*** Opening of Extracted entries ***

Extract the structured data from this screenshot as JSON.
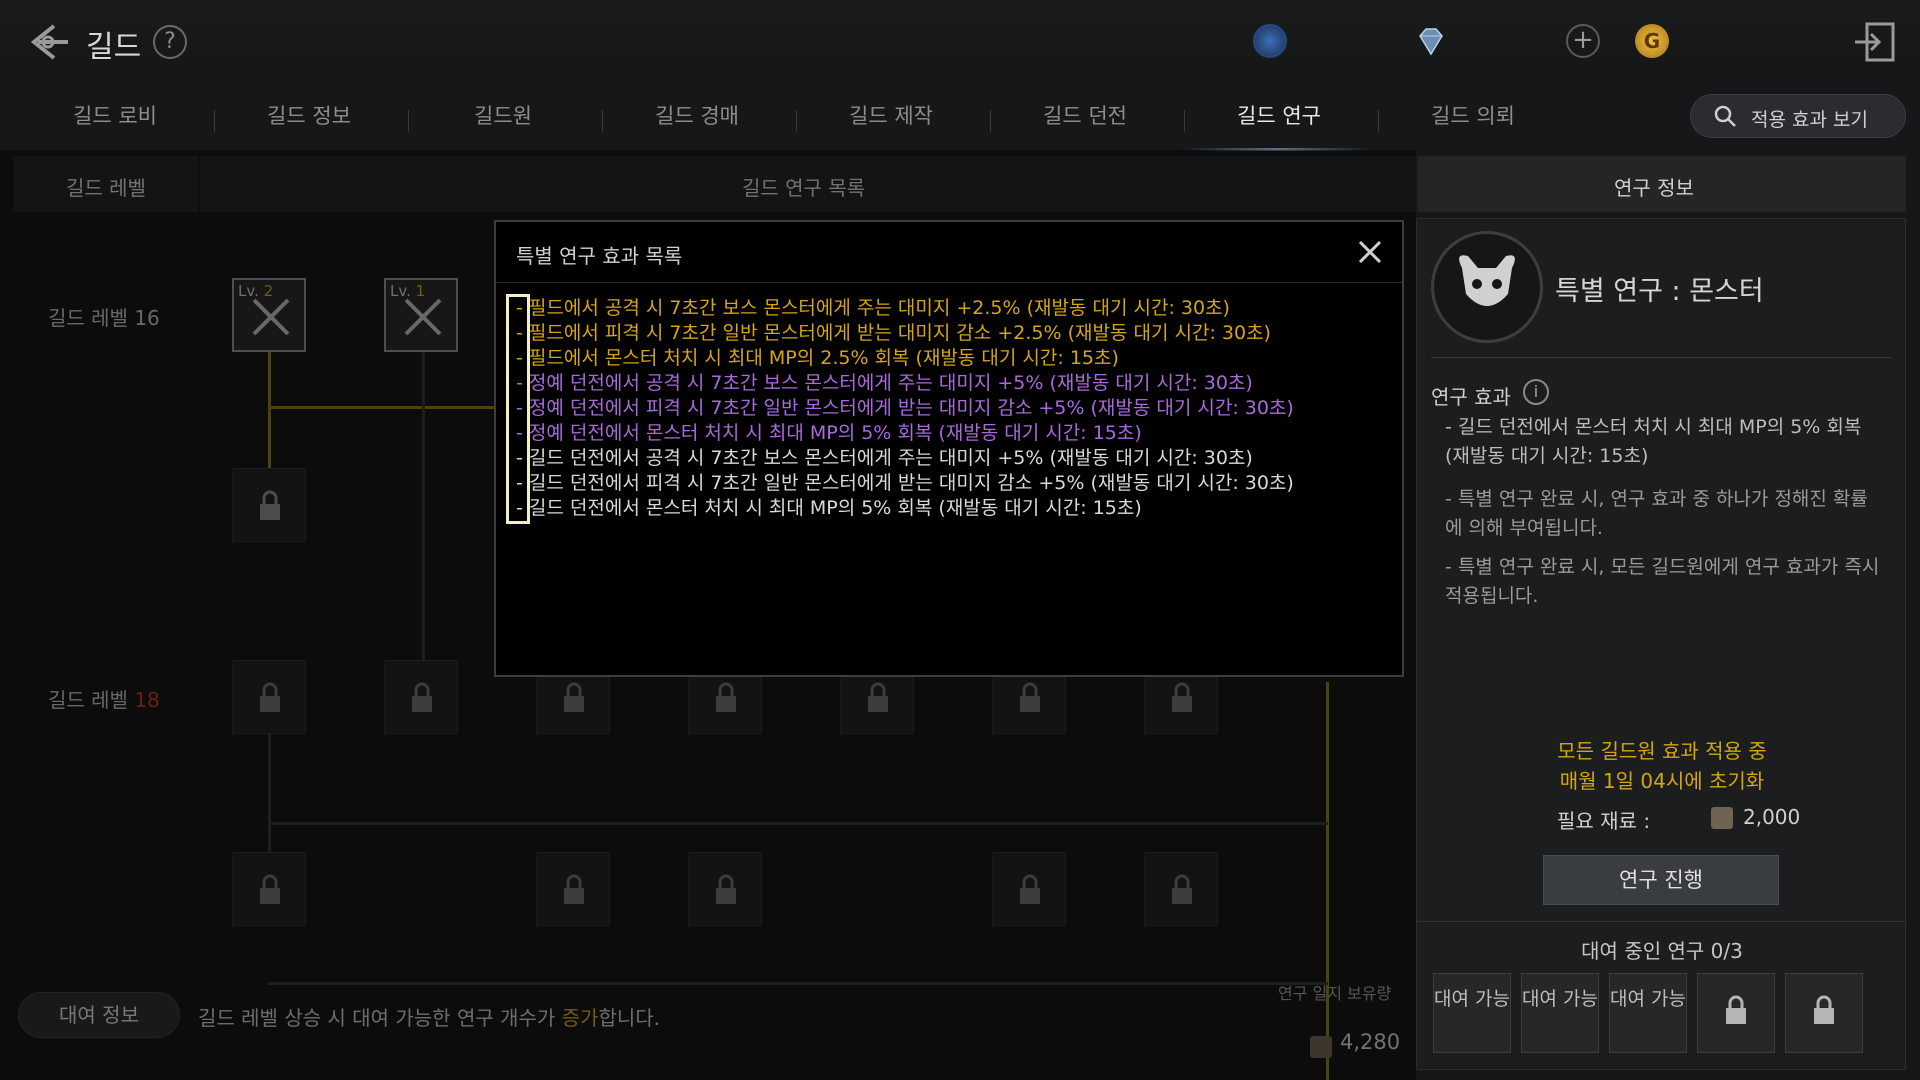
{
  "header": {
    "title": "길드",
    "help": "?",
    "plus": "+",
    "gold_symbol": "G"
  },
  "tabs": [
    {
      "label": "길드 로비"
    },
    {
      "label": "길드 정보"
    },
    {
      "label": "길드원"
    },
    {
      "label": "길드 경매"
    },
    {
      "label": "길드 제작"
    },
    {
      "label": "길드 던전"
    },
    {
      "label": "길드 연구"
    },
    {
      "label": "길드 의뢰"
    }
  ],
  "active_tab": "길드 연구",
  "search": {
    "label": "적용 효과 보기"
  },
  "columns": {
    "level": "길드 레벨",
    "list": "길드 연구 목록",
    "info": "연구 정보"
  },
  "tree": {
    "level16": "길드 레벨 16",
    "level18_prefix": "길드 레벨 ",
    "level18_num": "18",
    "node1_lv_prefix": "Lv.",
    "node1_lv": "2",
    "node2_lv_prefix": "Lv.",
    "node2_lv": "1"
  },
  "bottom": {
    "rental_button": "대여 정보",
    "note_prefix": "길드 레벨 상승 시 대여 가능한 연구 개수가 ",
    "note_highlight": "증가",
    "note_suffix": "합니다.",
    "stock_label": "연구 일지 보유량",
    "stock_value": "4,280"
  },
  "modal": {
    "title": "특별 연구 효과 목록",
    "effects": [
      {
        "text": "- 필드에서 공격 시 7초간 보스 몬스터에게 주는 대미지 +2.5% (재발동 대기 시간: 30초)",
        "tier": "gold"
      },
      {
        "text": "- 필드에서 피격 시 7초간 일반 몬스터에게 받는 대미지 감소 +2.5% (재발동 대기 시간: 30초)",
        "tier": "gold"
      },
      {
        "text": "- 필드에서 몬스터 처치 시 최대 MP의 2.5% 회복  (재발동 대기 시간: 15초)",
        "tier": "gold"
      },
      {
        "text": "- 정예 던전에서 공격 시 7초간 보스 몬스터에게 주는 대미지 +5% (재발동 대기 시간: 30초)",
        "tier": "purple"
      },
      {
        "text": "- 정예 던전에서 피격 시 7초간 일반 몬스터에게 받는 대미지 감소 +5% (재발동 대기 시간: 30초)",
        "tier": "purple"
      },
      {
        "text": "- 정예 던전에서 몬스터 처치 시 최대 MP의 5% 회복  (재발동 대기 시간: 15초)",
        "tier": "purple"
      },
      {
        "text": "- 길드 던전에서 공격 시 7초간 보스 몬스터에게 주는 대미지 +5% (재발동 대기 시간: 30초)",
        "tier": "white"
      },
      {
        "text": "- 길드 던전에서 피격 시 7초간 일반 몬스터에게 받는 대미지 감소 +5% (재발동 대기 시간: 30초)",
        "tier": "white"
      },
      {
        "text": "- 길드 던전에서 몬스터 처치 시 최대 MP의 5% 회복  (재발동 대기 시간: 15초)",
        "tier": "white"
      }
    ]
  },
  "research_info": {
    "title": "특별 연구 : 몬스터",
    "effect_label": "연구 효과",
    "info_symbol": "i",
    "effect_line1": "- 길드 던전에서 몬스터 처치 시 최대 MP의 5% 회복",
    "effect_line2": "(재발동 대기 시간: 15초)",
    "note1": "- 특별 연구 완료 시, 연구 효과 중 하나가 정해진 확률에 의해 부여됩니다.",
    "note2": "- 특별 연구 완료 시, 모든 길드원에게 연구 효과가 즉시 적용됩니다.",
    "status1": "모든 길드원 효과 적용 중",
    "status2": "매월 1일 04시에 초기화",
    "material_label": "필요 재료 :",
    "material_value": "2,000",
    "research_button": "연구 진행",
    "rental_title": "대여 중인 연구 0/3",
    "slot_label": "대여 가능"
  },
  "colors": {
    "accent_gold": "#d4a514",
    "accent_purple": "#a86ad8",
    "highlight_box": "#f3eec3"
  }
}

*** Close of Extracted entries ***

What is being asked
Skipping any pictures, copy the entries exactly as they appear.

Answer for the task
Extract the structured data from this screenshot as JSON.
{
  "header": {
    "title": "길드",
    "help": "?",
    "plus": "+",
    "gold_symbol": "G"
  },
  "tabs": [
    {
      "label": "길드 로비"
    },
    {
      "label": "길드 정보"
    },
    {
      "label": "길드원"
    },
    {
      "label": "길드 경매"
    },
    {
      "label": "길드 제작"
    },
    {
      "label": "길드 던전"
    },
    {
      "label": "길드 연구"
    },
    {
      "label": "길드 의뢰"
    }
  ],
  "active_tab": "길드 연구",
  "search": {
    "label": "적용 효과 보기"
  },
  "columns": {
    "level": "길드 레벨",
    "list": "길드 연구 목록",
    "info": "연구 정보"
  },
  "tree": {
    "level16": "길드 레벨 16",
    "level18_prefix": "길드 레벨 ",
    "level18_num": "18",
    "node1_lv_prefix": "Lv.",
    "node1_lv": "2",
    "node2_lv_prefix": "Lv.",
    "node2_lv": "1"
  },
  "bottom": {
    "rental_button": "대여 정보",
    "note_prefix": "길드 레벨 상승 시 대여 가능한 연구 개수가 ",
    "note_highlight": "증가",
    "note_suffix": "합니다.",
    "stock_label": "연구 일지 보유량",
    "stock_value": "4,280"
  },
  "modal": {
    "title": "특별 연구 효과 목록",
    "effects": [
      {
        "text": "- 필드에서 공격 시 7초간 보스 몬스터에게 주는 대미지 +2.5% (재발동 대기 시간: 30초)",
        "tier": "gold"
      },
      {
        "text": "- 필드에서 피격 시 7초간 일반 몬스터에게 받는 대미지 감소 +2.5% (재발동 대기 시간: 30초)",
        "tier": "gold"
      },
      {
        "text": "- 필드에서 몬스터 처치 시 최대 MP의 2.5% 회복  (재발동 대기 시간: 15초)",
        "tier": "gold"
      },
      {
        "text": "- 정예 던전에서 공격 시 7초간 보스 몬스터에게 주는 대미지 +5% (재발동 대기 시간: 30초)",
        "tier": "purple"
      },
      {
        "text": "- 정예 던전에서 피격 시 7초간 일반 몬스터에게 받는 대미지 감소 +5% (재발동 대기 시간: 30초)",
        "tier": "purple"
      },
      {
        "text": "- 정예 던전에서 몬스터 처치 시 최대 MP의 5% 회복  (재발동 대기 시간: 15초)",
        "tier": "purple"
      },
      {
        "text": "- 길드 던전에서 공격 시 7초간 보스 몬스터에게 주는 대미지 +5% (재발동 대기 시간: 30초)",
        "tier": "white"
      },
      {
        "text": "- 길드 던전에서 피격 시 7초간 일반 몬스터에게 받는 대미지 감소 +5% (재발동 대기 시간: 30초)",
        "tier": "white"
      },
      {
        "text": "- 길드 던전에서 몬스터 처치 시 최대 MP의 5% 회복  (재발동 대기 시간: 15초)",
        "tier": "white"
      }
    ]
  },
  "research_info": {
    "title": "특별 연구 : 몬스터",
    "effect_label": "연구 효과",
    "info_symbol": "i",
    "effect_line1": "- 길드 던전에서 몬스터 처치 시 최대 MP의 5% 회복",
    "effect_line2": "(재발동 대기 시간: 15초)",
    "note1": "- 특별 연구 완료 시, 연구 효과 중 하나가 정해진 확률에 의해 부여됩니다.",
    "note2": "- 특별 연구 완료 시, 모든 길드원에게 연구 효과가 즉시 적용됩니다.",
    "status1": "모든 길드원 효과 적용 중",
    "status2": "매월 1일 04시에 초기화",
    "material_label": "필요 재료 :",
    "material_value": "2,000",
    "research_button": "연구 진행",
    "rental_title": "대여 중인 연구 0/3",
    "slot_label": "대여 가능"
  },
  "colors": {
    "accent_gold": "#d4a514",
    "accent_purple": "#a86ad8",
    "highlight_box": "#f3eec3"
  }
}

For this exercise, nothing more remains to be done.